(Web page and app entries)

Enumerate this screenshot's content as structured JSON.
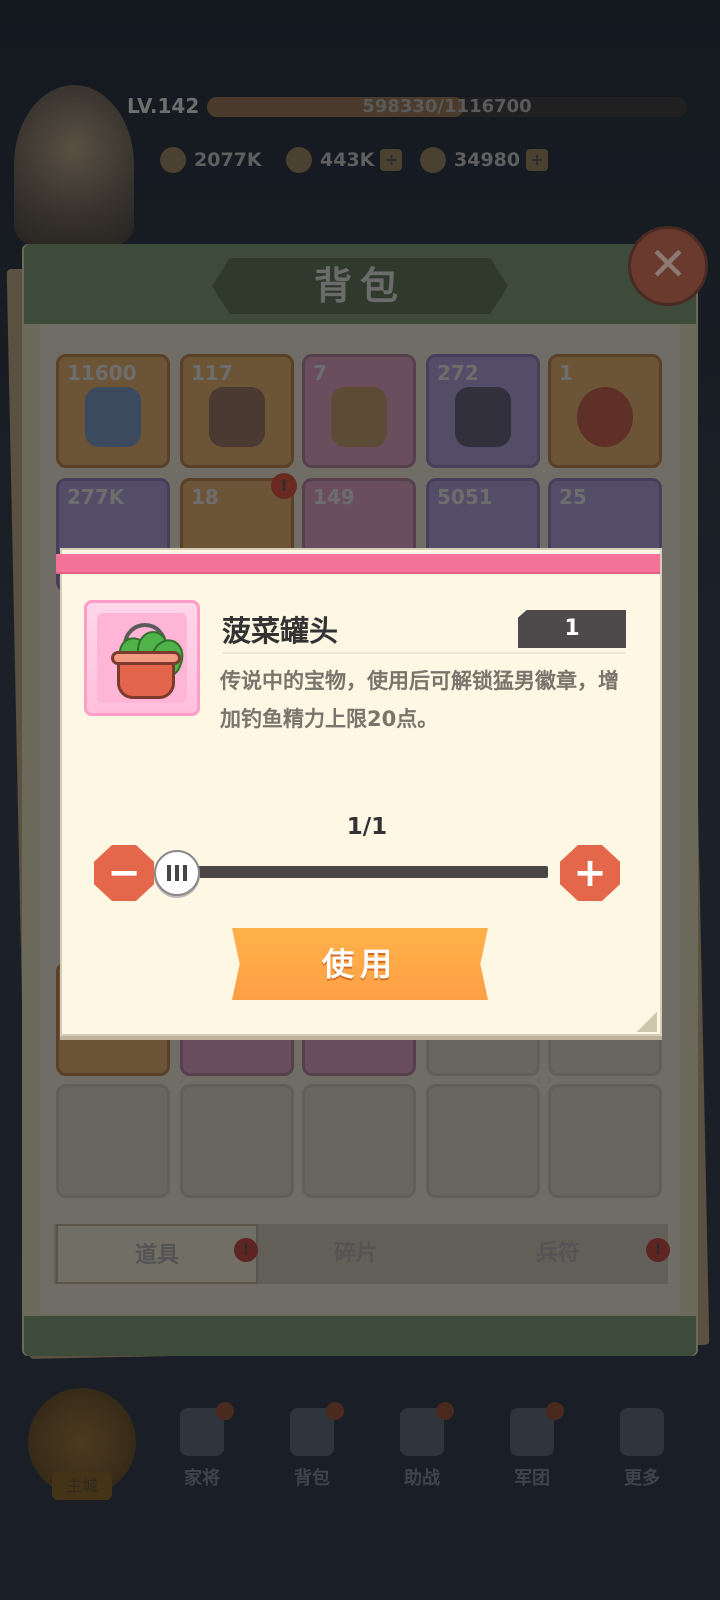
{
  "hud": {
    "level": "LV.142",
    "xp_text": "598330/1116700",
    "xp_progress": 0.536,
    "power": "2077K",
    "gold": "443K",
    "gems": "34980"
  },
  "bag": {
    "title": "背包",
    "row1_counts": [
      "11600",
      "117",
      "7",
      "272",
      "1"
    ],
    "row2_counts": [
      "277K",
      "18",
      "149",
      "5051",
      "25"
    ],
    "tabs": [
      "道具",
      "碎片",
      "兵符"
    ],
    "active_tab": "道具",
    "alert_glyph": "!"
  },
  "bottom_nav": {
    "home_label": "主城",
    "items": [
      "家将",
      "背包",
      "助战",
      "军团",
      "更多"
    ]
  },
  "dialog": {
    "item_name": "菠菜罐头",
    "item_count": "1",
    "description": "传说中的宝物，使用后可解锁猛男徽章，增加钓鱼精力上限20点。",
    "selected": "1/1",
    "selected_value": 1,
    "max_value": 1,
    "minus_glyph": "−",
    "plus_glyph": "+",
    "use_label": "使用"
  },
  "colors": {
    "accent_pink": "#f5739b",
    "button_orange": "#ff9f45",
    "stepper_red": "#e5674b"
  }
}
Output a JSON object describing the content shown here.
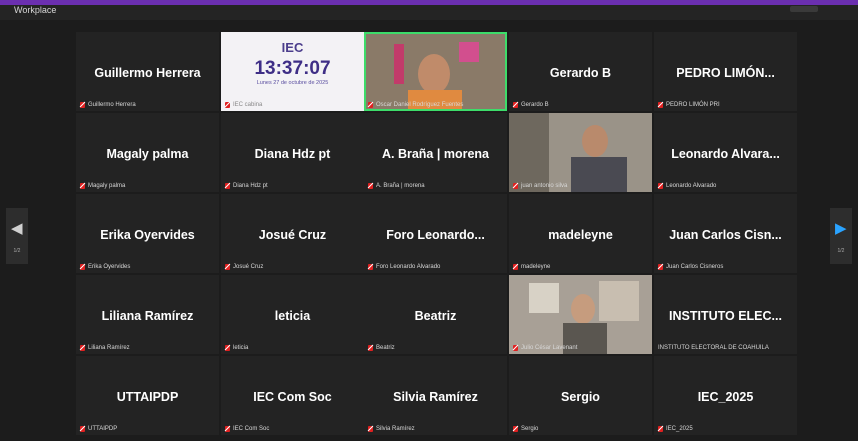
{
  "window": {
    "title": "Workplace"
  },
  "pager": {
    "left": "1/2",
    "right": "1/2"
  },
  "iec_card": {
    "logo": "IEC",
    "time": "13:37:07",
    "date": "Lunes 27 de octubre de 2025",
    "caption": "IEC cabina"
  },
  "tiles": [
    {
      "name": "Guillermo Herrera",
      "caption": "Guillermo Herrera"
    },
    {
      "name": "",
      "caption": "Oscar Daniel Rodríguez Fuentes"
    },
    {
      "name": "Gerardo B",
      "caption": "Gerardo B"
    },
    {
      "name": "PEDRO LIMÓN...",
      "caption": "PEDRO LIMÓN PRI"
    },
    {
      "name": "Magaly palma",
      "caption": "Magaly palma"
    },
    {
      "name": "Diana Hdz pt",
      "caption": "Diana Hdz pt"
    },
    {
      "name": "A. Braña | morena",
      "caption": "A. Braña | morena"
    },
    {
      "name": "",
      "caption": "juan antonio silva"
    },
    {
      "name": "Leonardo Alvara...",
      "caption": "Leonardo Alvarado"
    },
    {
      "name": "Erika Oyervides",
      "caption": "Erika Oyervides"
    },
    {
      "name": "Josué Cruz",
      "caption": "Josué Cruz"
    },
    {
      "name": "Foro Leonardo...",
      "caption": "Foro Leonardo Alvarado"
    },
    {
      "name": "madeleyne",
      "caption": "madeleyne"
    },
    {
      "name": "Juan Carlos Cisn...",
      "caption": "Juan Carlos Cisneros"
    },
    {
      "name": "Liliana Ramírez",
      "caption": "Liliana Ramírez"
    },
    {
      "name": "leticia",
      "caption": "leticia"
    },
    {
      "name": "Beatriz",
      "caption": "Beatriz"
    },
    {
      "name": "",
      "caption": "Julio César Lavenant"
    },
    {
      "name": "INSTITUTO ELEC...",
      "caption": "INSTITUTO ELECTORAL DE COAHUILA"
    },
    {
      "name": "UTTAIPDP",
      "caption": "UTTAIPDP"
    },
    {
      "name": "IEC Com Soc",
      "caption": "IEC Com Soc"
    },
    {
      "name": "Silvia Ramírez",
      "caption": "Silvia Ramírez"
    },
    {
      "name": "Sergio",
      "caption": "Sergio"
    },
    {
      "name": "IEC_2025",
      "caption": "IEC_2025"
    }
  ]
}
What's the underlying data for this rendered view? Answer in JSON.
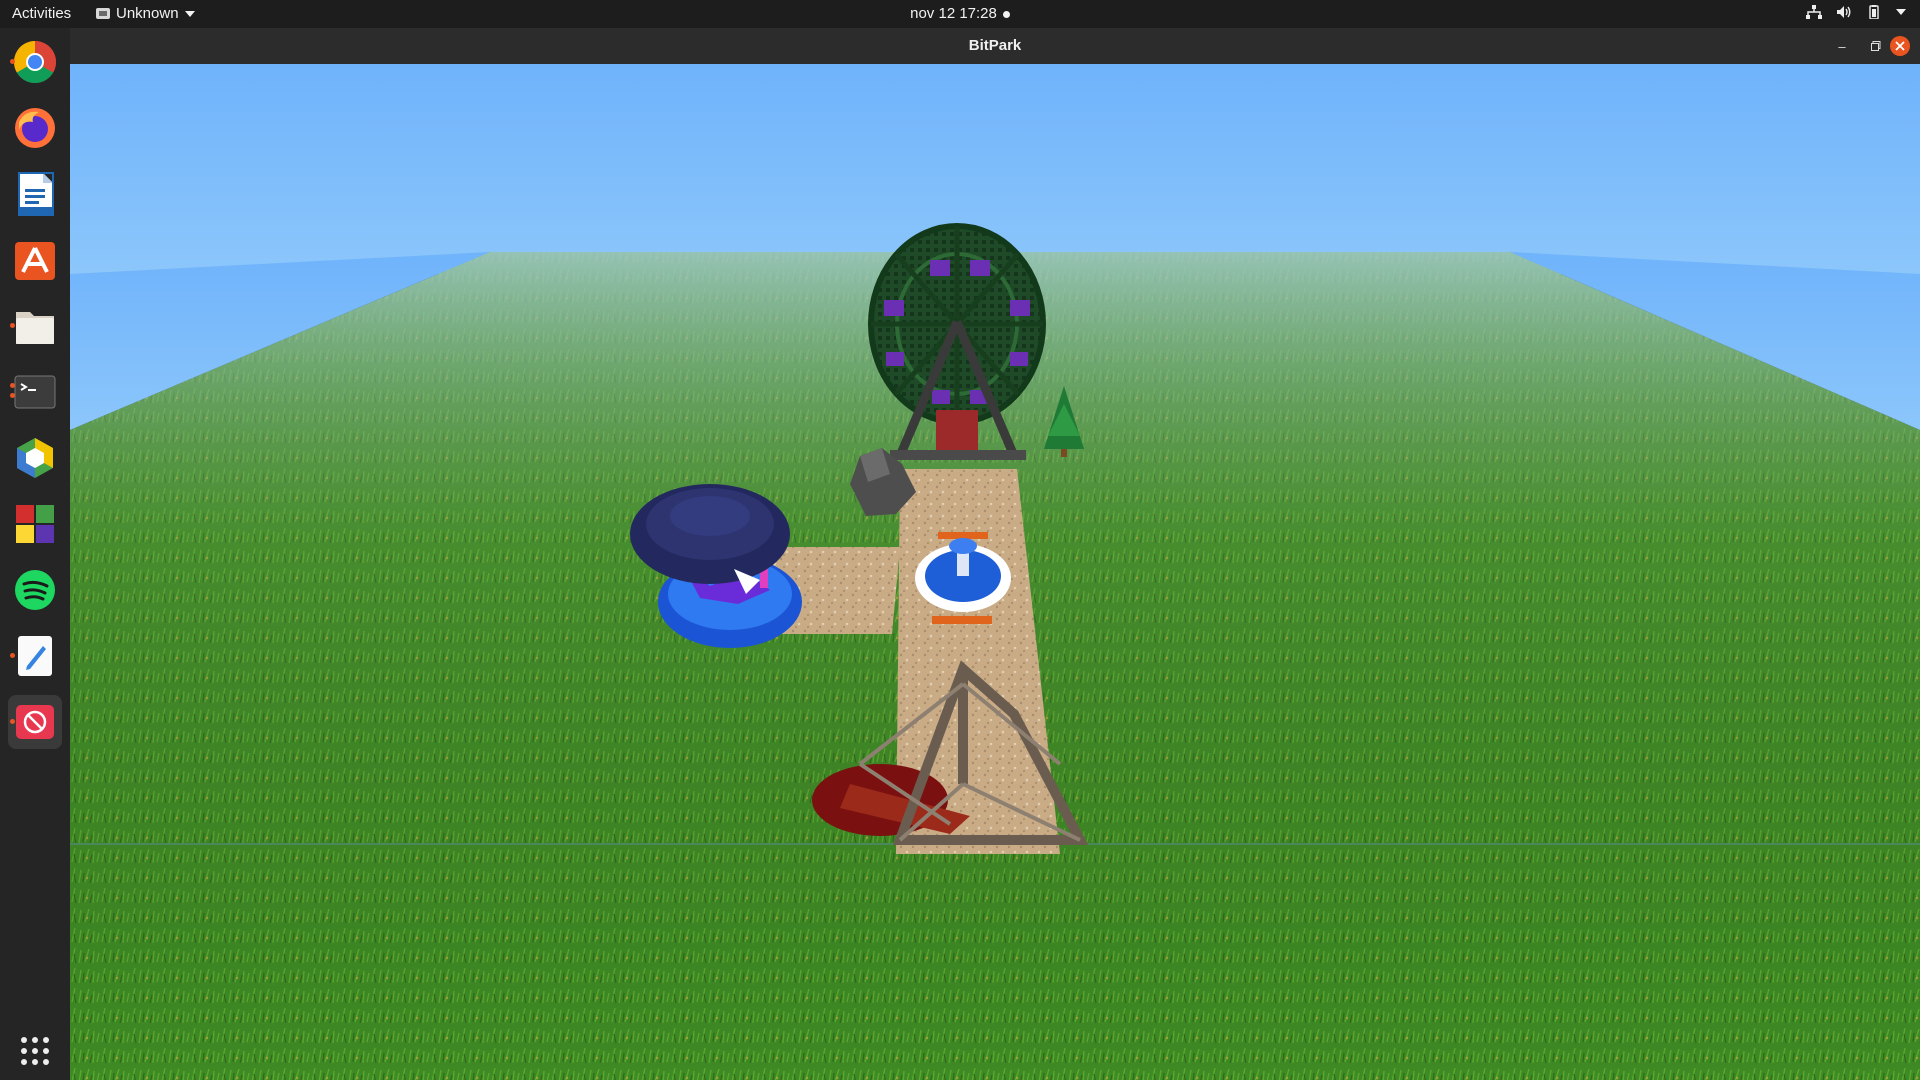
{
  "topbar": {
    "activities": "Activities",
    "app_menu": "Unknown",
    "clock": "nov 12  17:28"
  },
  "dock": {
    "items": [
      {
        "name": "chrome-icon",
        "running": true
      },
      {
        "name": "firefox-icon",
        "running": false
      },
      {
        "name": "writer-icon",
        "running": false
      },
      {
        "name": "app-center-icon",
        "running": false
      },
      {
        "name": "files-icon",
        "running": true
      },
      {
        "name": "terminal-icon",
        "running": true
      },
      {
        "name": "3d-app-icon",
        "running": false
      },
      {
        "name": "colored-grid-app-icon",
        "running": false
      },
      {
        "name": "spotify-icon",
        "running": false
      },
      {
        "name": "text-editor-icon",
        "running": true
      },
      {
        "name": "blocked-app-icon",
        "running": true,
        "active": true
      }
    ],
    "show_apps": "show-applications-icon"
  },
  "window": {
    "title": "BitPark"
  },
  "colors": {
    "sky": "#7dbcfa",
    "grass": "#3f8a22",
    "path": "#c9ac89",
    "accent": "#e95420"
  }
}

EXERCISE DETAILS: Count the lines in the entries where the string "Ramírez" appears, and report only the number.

TASK ANSWER: 4